== WHAT IS REQUIRED ==
Report every line below that holds the word "screenshot".

START GIVEN INFORMATION

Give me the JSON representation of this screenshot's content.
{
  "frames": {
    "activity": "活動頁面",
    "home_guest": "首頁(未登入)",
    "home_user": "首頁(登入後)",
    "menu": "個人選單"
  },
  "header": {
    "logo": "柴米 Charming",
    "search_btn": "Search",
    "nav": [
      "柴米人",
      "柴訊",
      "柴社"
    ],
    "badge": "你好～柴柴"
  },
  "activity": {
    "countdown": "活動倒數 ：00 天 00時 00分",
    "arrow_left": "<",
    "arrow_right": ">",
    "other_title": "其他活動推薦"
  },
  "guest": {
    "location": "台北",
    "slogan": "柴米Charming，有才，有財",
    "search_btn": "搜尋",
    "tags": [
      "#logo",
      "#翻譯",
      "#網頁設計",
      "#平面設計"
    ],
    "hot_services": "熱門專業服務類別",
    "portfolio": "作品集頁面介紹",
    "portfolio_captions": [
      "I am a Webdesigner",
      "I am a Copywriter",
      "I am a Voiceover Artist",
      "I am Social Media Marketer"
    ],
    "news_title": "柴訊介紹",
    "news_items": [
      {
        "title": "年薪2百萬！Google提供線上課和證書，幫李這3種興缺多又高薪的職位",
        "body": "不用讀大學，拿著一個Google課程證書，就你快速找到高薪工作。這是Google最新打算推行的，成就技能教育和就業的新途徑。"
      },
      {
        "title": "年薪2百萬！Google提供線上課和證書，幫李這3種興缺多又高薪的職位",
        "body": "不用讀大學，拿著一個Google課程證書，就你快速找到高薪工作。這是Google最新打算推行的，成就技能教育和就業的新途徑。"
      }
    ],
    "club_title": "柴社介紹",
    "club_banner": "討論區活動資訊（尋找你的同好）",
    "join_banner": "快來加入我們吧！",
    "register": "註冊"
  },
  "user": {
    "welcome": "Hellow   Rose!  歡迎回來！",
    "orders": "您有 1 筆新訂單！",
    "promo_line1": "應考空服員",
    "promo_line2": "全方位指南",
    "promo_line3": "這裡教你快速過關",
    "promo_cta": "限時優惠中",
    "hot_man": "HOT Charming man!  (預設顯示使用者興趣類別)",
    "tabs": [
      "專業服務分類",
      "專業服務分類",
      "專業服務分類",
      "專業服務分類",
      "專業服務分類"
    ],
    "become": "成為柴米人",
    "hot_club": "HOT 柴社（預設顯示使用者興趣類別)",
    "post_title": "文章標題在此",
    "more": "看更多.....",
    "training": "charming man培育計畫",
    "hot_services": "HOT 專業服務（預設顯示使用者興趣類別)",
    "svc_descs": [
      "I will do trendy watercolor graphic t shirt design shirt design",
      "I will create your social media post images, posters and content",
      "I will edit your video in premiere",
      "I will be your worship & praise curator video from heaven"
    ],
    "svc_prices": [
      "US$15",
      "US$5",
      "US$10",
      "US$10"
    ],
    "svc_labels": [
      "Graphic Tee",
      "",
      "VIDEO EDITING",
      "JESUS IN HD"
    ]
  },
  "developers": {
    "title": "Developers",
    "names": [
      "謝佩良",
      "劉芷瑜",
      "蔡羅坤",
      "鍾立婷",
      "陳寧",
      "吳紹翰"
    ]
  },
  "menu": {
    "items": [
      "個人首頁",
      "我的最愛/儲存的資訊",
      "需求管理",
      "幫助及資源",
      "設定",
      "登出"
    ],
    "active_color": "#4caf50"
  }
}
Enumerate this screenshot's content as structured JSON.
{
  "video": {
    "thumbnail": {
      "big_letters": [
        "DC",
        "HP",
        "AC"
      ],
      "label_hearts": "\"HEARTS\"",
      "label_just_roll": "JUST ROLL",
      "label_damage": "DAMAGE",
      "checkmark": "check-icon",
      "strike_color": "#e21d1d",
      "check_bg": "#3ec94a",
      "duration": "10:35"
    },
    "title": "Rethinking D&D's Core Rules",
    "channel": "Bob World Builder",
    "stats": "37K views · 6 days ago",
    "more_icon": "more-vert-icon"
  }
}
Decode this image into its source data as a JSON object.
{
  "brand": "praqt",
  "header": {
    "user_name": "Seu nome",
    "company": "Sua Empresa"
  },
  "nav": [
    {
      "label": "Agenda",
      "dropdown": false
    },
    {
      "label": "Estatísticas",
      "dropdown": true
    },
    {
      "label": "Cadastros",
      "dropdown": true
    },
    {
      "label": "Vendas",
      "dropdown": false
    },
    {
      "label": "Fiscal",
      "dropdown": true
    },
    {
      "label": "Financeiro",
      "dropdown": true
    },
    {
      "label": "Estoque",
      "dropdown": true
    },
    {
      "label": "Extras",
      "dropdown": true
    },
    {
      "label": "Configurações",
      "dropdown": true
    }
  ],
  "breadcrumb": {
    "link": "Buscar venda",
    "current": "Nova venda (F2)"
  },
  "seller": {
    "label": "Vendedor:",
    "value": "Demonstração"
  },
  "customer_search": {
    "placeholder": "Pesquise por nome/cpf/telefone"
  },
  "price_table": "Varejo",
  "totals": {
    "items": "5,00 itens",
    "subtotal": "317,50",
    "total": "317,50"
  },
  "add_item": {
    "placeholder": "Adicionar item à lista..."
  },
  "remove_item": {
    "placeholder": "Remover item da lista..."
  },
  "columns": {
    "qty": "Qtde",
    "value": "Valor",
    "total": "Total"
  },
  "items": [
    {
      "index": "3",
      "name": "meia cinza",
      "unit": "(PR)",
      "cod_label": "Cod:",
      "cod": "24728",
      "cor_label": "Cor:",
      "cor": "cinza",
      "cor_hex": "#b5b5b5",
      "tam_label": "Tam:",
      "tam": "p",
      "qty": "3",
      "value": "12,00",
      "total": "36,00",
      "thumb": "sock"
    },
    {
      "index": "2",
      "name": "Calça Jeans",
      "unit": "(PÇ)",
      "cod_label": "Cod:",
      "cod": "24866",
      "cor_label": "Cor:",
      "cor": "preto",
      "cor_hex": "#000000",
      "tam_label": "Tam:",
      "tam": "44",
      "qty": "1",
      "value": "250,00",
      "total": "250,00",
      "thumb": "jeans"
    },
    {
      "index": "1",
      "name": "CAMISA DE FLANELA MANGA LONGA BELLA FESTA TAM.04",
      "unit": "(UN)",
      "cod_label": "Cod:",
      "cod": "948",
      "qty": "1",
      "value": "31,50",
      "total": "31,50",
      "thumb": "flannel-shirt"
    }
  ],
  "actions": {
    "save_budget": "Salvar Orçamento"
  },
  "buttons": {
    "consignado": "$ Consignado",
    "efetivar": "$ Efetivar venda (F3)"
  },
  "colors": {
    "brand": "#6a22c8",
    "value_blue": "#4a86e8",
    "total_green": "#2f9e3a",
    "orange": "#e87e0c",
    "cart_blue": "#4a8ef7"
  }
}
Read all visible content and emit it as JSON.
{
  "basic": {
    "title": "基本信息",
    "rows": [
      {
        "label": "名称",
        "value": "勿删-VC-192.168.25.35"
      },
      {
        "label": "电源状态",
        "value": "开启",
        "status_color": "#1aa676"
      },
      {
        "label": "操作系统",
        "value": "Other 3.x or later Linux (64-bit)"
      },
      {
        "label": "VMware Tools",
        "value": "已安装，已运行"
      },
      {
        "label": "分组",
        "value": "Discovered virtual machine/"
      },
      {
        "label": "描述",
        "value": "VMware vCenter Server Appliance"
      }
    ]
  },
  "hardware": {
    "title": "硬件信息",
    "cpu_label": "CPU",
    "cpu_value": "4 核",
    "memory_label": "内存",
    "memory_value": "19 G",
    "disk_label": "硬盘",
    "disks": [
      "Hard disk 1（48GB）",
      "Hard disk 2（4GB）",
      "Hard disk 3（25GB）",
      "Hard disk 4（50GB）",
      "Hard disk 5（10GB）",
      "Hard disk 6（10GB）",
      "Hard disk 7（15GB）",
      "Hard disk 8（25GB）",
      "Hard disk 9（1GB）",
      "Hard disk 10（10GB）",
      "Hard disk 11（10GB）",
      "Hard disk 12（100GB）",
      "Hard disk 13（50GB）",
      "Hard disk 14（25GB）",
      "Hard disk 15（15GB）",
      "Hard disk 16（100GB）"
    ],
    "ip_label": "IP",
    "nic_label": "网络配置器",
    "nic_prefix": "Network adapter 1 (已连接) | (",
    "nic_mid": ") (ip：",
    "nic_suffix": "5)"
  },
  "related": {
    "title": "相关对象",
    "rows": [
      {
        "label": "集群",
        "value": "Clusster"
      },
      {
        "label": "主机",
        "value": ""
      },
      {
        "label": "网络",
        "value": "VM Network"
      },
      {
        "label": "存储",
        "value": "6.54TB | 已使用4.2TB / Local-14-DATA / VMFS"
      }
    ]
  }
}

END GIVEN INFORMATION

== EXERCISE OUTPUT ==
Give me the JSON representation of this screenshot's content.
Enumerate this screenshot's content as structured JSON.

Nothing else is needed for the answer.